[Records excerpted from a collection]
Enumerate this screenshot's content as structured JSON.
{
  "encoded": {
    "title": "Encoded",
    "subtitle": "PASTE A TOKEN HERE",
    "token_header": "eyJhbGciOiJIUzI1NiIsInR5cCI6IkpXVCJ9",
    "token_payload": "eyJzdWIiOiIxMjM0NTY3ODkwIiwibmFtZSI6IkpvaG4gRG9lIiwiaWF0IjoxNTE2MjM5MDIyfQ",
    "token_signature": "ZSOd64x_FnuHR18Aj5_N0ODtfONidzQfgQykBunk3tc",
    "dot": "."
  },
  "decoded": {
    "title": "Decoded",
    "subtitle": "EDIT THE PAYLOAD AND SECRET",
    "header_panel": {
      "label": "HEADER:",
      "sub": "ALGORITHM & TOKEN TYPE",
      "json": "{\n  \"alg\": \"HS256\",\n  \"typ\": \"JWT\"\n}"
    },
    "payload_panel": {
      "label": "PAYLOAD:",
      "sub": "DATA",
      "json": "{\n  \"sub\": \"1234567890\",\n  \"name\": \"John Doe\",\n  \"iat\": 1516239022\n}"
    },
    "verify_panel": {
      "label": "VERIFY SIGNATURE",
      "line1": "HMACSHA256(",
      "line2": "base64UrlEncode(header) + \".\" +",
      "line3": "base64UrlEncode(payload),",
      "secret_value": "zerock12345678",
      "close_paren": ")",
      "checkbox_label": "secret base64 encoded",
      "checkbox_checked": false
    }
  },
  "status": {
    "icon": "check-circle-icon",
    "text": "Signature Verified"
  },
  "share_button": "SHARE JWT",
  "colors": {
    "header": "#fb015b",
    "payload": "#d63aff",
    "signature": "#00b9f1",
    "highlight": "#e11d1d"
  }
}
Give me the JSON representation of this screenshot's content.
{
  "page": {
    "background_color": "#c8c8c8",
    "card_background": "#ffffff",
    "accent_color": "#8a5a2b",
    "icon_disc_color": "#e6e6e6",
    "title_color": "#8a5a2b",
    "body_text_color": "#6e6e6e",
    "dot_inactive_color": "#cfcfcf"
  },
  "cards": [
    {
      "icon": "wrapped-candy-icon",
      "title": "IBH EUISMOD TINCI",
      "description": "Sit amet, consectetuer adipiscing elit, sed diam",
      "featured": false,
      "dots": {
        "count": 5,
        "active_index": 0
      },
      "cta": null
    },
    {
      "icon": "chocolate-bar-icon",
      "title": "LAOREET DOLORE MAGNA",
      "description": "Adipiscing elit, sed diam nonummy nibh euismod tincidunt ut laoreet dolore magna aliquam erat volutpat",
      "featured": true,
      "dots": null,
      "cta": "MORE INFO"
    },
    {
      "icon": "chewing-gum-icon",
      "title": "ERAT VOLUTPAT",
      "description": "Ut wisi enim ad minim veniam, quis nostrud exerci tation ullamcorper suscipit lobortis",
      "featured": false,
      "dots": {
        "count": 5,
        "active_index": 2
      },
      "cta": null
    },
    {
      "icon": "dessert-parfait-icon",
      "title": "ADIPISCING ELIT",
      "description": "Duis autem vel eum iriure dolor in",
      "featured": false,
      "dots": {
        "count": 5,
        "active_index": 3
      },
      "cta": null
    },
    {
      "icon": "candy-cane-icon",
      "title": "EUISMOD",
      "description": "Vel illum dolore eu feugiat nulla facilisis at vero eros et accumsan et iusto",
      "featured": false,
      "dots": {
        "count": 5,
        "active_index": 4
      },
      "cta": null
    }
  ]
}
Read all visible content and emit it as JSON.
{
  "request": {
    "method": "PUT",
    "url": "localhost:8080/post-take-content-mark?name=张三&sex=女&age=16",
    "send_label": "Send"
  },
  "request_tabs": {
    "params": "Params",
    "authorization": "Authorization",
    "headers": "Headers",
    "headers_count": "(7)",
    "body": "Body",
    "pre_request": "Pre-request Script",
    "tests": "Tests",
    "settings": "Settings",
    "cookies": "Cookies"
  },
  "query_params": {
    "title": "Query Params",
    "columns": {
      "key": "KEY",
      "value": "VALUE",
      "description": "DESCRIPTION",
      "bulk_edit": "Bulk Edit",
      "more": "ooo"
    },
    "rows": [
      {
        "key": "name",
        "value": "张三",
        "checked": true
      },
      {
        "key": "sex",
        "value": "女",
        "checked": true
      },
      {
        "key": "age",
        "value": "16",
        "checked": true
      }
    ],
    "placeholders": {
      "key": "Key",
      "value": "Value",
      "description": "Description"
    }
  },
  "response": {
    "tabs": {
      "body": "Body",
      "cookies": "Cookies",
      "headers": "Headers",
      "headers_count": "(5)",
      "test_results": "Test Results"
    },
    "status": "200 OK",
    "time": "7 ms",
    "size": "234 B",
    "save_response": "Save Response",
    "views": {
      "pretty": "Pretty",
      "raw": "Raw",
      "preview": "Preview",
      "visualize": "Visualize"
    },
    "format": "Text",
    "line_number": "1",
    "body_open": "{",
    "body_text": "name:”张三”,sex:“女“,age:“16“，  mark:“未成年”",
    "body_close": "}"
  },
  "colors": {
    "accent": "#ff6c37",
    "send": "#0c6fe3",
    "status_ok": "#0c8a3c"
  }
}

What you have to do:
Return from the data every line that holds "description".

Solved exercise:
      "description": "Sit amet, consectetuer adipiscing elit, sed diam",
      "description": "Adipiscing elit, sed diam nonummy nibh euismod tincidunt ut laoreet dolore magna aliquam erat volutpat",
      "description": "Ut wisi enim ad minim veniam, quis nostrud exerci tation ullamcorper suscipit lobortis",
      "description": "Duis autem vel eum iriure dolor in",
      "description": "Vel illum dolore eu feugiat nulla facilisis at vero eros et accumsan et iusto",
      "description": "DESCRIPTION",
      "description": "Description"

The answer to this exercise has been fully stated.